Here is that rarest of things: a Russian film with a UK distribution deal (courtesy, incongruously, of Rupert Murdoch’s Fox). Don’t imagine that means it is some grindingly slow art-house affair — rather, it’s a highly entertaining vampire/sci-fi romp set in modern-day Moscow, with a nice line in humour, some impressive special effects (that never become too intrusive) and an absolutely gorgeous and satisfyingly original visual style.
Day Watch is the sequel to Night Watch, a 2004 film which, in turn was based on the first in a trilogy of novels by author Sergei Lukyanenko. Confusingly, Day Watch is the second book in the trilogy, but the film covers events chronicled towards the end of the first book. Its basic premise, as in Night Watch, is that a fragile, centuries-long truce exists between vampires, witches and warlocks, who are allowed to come out at night, and the ordinary people to whom the days belong. Anton Gorodetsky (Khabensky) works for the Night Watch, which polices the creatures of the night — and he is also training Svetlana (Poroshina), who is the Night Watch’s Great Other — a super-powerful force for good. The trouble is that the Day Watch has a dark Great Other — none other than Anton’s son, Egor (Martynov), who is about to come of age. And should the two Great Others meet and clash, apocalypse will ensue.
Cue all sorts of mayhem generally involving the phlegmatic Anton and klutzy Svetlana, a sub-plot involving the ancient Chalk Of Fate, lots of great stunts mostly involving vehicles (such as a Mazda RX-8 driven across the vertical face of a hotel), a bit of body-swapping and an unexpected amount of humour. Day Watch never subsumes itself to special effects, preferring to concentrate on the human (and undead) element. It powerfully evokes modern Russia, and in particular the culture of set-ups, tit-for-tat actions and paranoia that still looms like a throbbing hangover from pre-Glasnost days. At times — as with all films of its genre — you have to not so much suspend disbelief as push it off a cliff, but Day Watch entertains royally all the way through and is vastly more intelligent than anything you would expect to emanate from Hollywood. The Russians, apparently, are mad for it — Night Watch outgrossed both Lord of the Rings: The Return of the King and Spider-Man 2 over there, and Day Watch’s 2006 Russian release raked in more than $30 million. If you derive pleasure from seeking out celluloid obscurities with real merit, then track down a copy of Day Watch (the DVD director's cut features an extra 8 minutes of footage) forthwith.

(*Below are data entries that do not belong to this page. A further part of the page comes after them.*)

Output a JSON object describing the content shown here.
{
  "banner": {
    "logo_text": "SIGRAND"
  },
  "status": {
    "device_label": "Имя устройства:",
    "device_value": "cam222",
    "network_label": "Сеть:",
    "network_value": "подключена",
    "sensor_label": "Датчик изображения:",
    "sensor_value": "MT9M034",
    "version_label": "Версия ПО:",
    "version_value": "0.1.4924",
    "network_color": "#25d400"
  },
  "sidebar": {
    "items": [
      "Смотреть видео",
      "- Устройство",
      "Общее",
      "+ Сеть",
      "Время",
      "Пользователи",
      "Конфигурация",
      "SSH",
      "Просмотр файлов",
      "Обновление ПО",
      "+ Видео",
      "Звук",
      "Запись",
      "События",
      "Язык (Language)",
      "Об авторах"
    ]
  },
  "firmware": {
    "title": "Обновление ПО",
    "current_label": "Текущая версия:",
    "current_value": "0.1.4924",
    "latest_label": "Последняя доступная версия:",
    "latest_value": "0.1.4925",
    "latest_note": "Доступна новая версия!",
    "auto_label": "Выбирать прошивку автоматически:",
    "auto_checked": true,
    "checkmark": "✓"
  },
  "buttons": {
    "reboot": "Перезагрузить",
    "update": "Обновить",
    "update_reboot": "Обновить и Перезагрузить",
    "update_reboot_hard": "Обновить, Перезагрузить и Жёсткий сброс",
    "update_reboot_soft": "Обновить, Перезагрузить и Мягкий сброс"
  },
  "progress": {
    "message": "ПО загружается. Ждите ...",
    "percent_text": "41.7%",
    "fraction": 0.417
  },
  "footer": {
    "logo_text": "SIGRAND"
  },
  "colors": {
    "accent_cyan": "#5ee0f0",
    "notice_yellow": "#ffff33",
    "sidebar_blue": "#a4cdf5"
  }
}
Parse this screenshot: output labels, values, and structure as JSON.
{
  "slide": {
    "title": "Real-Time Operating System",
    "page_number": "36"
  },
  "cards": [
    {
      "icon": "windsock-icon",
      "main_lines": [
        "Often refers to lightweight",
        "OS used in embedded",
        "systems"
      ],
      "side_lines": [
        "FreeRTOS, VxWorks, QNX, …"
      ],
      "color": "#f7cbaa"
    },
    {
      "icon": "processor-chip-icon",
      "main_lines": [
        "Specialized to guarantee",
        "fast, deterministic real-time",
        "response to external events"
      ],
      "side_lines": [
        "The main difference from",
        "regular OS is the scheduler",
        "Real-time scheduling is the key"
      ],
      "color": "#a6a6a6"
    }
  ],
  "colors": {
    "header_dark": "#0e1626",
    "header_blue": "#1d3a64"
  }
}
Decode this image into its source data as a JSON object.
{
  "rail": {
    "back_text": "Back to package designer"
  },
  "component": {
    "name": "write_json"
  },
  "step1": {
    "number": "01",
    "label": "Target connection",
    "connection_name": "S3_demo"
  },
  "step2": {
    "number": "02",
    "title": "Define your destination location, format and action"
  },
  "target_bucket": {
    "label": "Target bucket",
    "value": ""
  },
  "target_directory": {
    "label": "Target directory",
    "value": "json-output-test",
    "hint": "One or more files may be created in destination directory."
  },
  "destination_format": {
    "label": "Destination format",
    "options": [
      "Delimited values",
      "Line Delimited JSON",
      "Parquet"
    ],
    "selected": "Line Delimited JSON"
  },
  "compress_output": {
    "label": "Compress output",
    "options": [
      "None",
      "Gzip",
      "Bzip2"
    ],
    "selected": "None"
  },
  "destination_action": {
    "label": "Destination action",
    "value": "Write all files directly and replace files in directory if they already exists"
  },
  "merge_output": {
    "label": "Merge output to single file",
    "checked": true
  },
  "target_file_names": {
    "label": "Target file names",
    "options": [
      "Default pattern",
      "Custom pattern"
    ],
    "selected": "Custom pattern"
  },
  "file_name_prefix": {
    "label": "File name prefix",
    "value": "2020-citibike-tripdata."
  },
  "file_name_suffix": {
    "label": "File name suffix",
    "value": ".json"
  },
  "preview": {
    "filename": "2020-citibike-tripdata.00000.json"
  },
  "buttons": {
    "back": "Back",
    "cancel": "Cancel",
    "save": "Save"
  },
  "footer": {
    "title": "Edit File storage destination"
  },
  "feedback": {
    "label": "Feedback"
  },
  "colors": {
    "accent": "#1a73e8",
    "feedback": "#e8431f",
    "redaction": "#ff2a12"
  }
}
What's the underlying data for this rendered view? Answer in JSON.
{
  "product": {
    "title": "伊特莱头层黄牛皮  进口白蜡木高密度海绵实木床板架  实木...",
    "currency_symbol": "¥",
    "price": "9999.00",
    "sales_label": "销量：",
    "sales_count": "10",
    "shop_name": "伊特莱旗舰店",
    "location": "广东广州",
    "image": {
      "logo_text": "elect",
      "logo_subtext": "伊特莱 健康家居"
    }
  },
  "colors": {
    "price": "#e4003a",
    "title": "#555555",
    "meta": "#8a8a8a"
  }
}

EXTRAS * Very disappointing — just a "making of" featurette and theatrical trailer.